Although these kids would all like to play baseball for a major college baseball program, these kids are far from being self-minded individuals. That, according to Capaldi, is what makes this team good.
“Our strength is our cohesiveness; we’re a team,” said Capaldi. “There’s not one guy above it and that’s what I preach and that’s what they understand. We’ve played a lot of tough tournaments and I think we’re here to win some games and move forward and our strength is we’re a team.”
“At the tournaments we get to bond and that’s helped because we’ve become so close and I think that helps us because it’s like playing with your family,” said Lancellotti. “We’re able to pick each other up and that’s one of our strengths.”
While Capaldi said dealing with failure is the toughest part about coaching a team of 15-year-olds, he hasn’t had to worry about that too much.
After a fast start to the 15u WWBA National Championship, Capaldi hopes his players will stay hot, as they prepare for their PG Super25 Northeast Super Regional and hope to avenge a heart breaking loss against Tri State Arsenal-Rizzo in the last Super25 event held in the northeast.
Win or lose, though, Capaldi reiterated the fact that his number one goal as a coach of the USA Elite Baseball organization is to get his players on Division I baseball teams.
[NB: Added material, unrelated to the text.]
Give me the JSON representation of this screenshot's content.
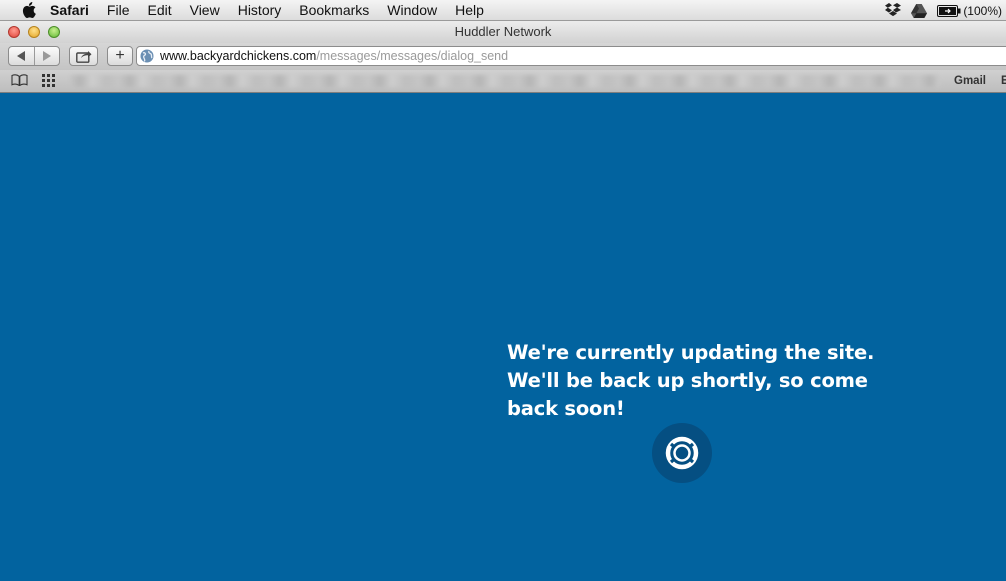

At the end of the day, that is what makes his job so rewarding.
“Having a college coach, in the middle of the game, come up to me and say he’s gonna call me after the game to talk about my players makes it all worth it.”